This fact, Simons opined, gives us the mechanism to press for political reform in terms that are acceptable to the East European regimes, via economic reform.
The experience of the 1970’s and 1980’s showed that external financial resources are likely to be wasted without thorough-going economic reform that enjoys broad popular support.
Paradoxically, given the course of U.S.-Polish relations since 1981, the basic elements of the current relationship provide a model for U.S. policy vis-a-vis the area. We owe this very much to the courage and determination of Solidarity, which has remained a force in being despite the repression of martial law and the post-martial law period, albeit with our support. Jaruzelski knows he cannot get growth rates up without reform. He has a certain mandate for reform—extending to certain liberalizing political changes—from Gorbachev. The U.S. is telling him that it is ready to help, but that the help will be wasted if it is [Page 181] not help for an economic reform that is supported by Polish society. He is trying to square the circle of capturing such support without actually talking to Solidarity. The referendum experience was basically another failed attempt to do so.
The model will apply to other countries in specific ways, Simons suggested, but it should be valid for most of them: what they want from us is economic, but they know that we will require political concessions, involving values rather than goods, in return. We also have a legitimate and increasingly accepted language of discourse in which to talk about this tradeoff, in the Helsinki process, and bilaterally via discussion of expanding economic relations and the need for sustainable economic reform.
Simons said his view was that from a policy standpoint this was the best approach whether or not there was to be crisis. Peaceful economic and political change was the best approach to crisis prevention, since it is systemic rigidity which produces crises in Eastern Europe, and it was the approach which would put us in the best position to influence developments in the event of crisis:
It would maximize our access to both current and succession elites;
It would put us on the side of the angels when sides were drawn in a crisis, for liberalization, human rights and freedom;
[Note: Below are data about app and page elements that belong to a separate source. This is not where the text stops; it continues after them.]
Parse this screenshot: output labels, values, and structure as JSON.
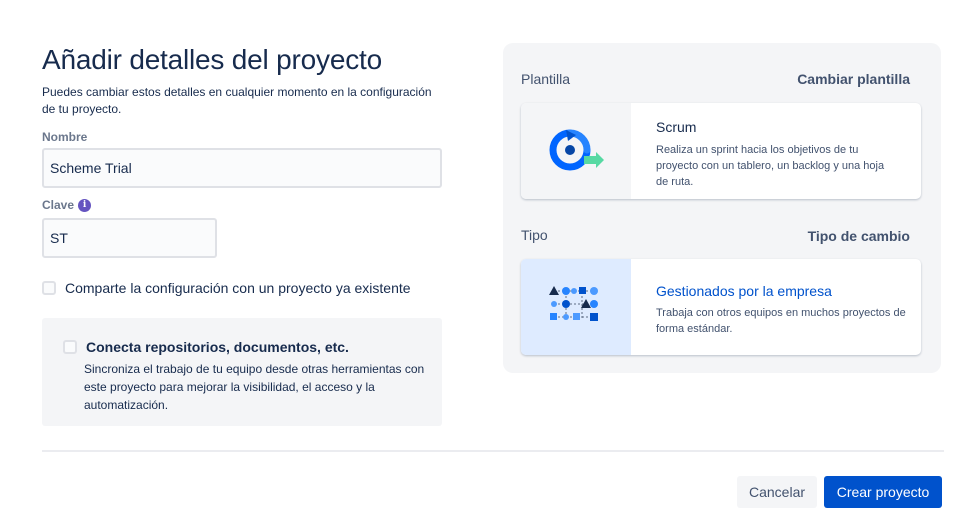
{
  "page": {
    "title": "Añadir detalles del proyecto",
    "subtitle": "Puedes cambiar estos detalles en cualquier momento en la configuración de tu proyecto."
  },
  "form": {
    "name_label": "Nombre",
    "name_value": "Scheme Trial",
    "key_label": "Clave",
    "key_value": "ST",
    "share_label": "Comparte la configuración con un proyecto ya existente",
    "connect": {
      "title": "Conecta repositorios, documentos, etc.",
      "description": "Sincroniza el trabajo de tu equipo desde otras herramientas con este proyecto para mejorar la visibilidad, el acceso y la automatización."
    }
  },
  "template": {
    "section_label": "Plantilla",
    "change_link": "Cambiar plantilla",
    "card_title": "Scrum",
    "card_description": "Realiza un sprint hacia los objetivos de tu proyecto con un tablero, un backlog y una hoja de ruta.",
    "icon": "scrum-cycle-icon"
  },
  "type": {
    "section_label": "Tipo",
    "change_link": "Tipo de cambio",
    "card_title": "Gestionados por la empresa",
    "card_description": "Trabaja con otros equipos en muchos proyectos de forma estándar.",
    "icon": "company-managed-graph-icon"
  },
  "actions": {
    "cancel_label": "Cancelar",
    "create_label": "Crear proyecto"
  },
  "colors": {
    "primary": "#0052cc",
    "text": "#172b4d",
    "info_icon": "#6554c0",
    "panel_bg": "#f4f5f7"
  }
}
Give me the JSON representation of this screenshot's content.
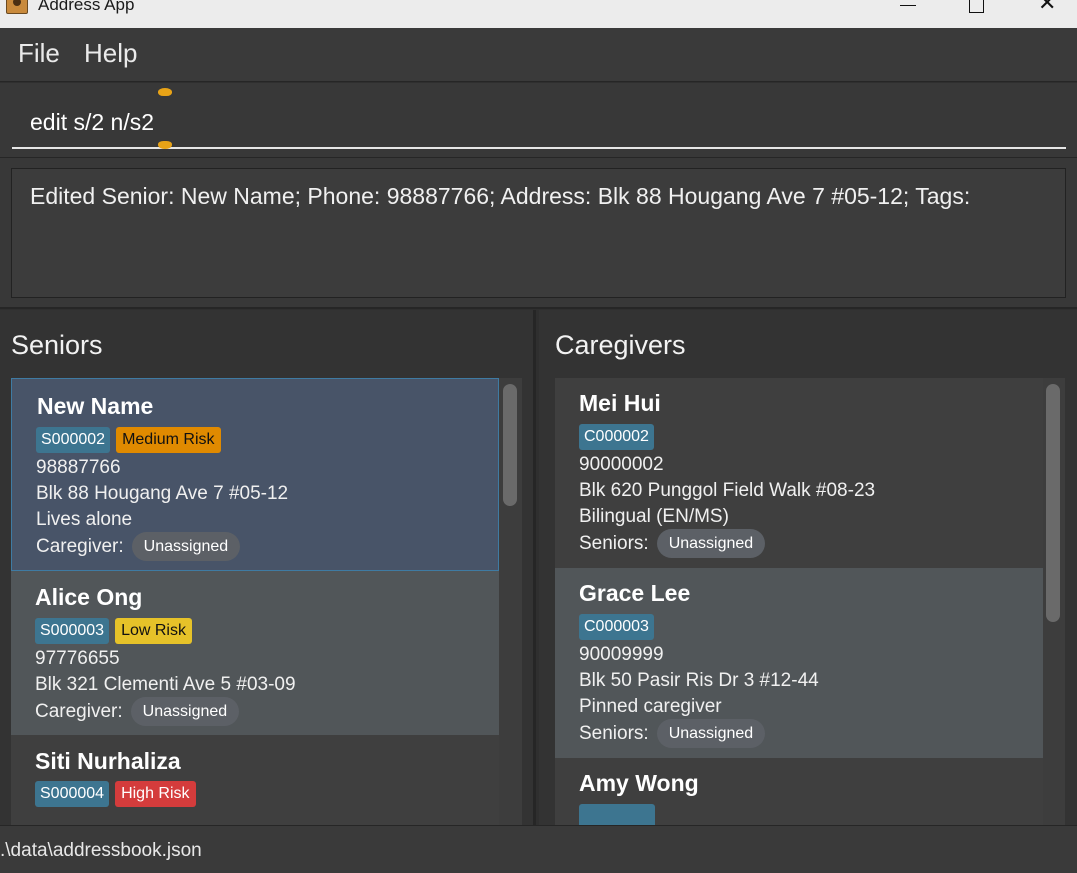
{
  "window": {
    "title": "Address App",
    "minimize_label": "",
    "maximize_label": "",
    "close_symbol": "✕"
  },
  "menu": {
    "file_label": "File",
    "help_label": "Help"
  },
  "command": {
    "value": "edit s/2 n/s2",
    "accent_color": "#e8a317"
  },
  "result": {
    "text": "Edited Senior: New Name; Phone: 98887766; Address: Blk 88 Hougang Ave 7 #05-12; Tags:"
  },
  "seniors": {
    "title": "Seniors",
    "assign_label": "Caregiver:",
    "items": [
      {
        "name": "New Name",
        "id": "S000002",
        "risk": "Medium Risk",
        "risk_color": "#e08a00",
        "phone": "98887766",
        "address": "Blk 88 Hougang Ave 7 #05-12",
        "note": "Lives alone",
        "caregiver": "Unassigned"
      },
      {
        "name": "Alice Ong",
        "id": "S000003",
        "risk": "Low Risk",
        "risk_color": "#e6c229",
        "phone": "97776655",
        "address": "Blk 321 Clementi Ave 5 #03-09",
        "caregiver": "Unassigned"
      },
      {
        "name": "Siti Nurhaliza",
        "id": "S000004",
        "risk": "High Risk",
        "risk_color": "#d43c3c"
      }
    ]
  },
  "caregivers": {
    "title": "Caregivers",
    "assign_label": "Seniors:",
    "items": [
      {
        "name": "Mei Hui",
        "id": "C000002",
        "phone": "90000002",
        "address": "Blk 620 Punggol Field Walk #08-23",
        "note": "Bilingual (EN/MS)",
        "seniors": "Unassigned"
      },
      {
        "name": "Grace Lee",
        "id": "C000003",
        "phone": "90009999",
        "address": "Blk 50 Pasir Ris Dr 3 #12-44",
        "note": "Pinned caregiver",
        "seniors": "Unassigned"
      },
      {
        "name": "Amy Wong"
      }
    ]
  },
  "status": {
    "path": ".\\data\\addressbook.json"
  }
}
It would serve as a deterrent to the Soviet Union by clearly demonstrating which side the U.S. was on and would be on. At this point Gorbachev is saying he is on the same side: if the Soviet Union decides to intervene and suppress a crisis, it will be a clear reversal of the Gorbachev line, with a cost in East-West relations. (In response to a later question, Simons said he opposed talking directly to the Soviets about Eastern Europe, since our policy should continue to treat individual countries as if they were in fact independent; the message would be clear even if indirect.)
Simons concluded that he had put these ideas forward as a basis for discussion, first within the USG and eventually with our allies in NATO.
Minimize considered.

Stuart Unquote

  1. Source: Department of State, Records from Ambassador Thomas W. Simons, Jr., Lot 03 D 256, Chron December 1987. Secret; Exdis. Sent for information to the Embassies in all NATO capitals, Helsinki, Stockholm, Dublin, Bern, Vienna, Valetta, Nicosia, and Belgrade, as well as the U.S. missions/delegations to the EC, OECD, CSCE, MBFR, and the Vatican. Repeated from telegram 9059 from Oslo, sent December 18, for action to the Embassies in Moscow, Warsaw, Budapest, Belgrade, Prague, East Berlin, Bucharest, and Sofia, as well as for information to the U.S. mission to NATO and the Secretary of State. Drafted by Simons; cleared by William Haugh (S/S–O); approved by Simons.
  2. Not found.
  3. See Foreign Relations, 1969–1976, vol. XIV, Soviet Union, October 1971–May 1972, Document 195.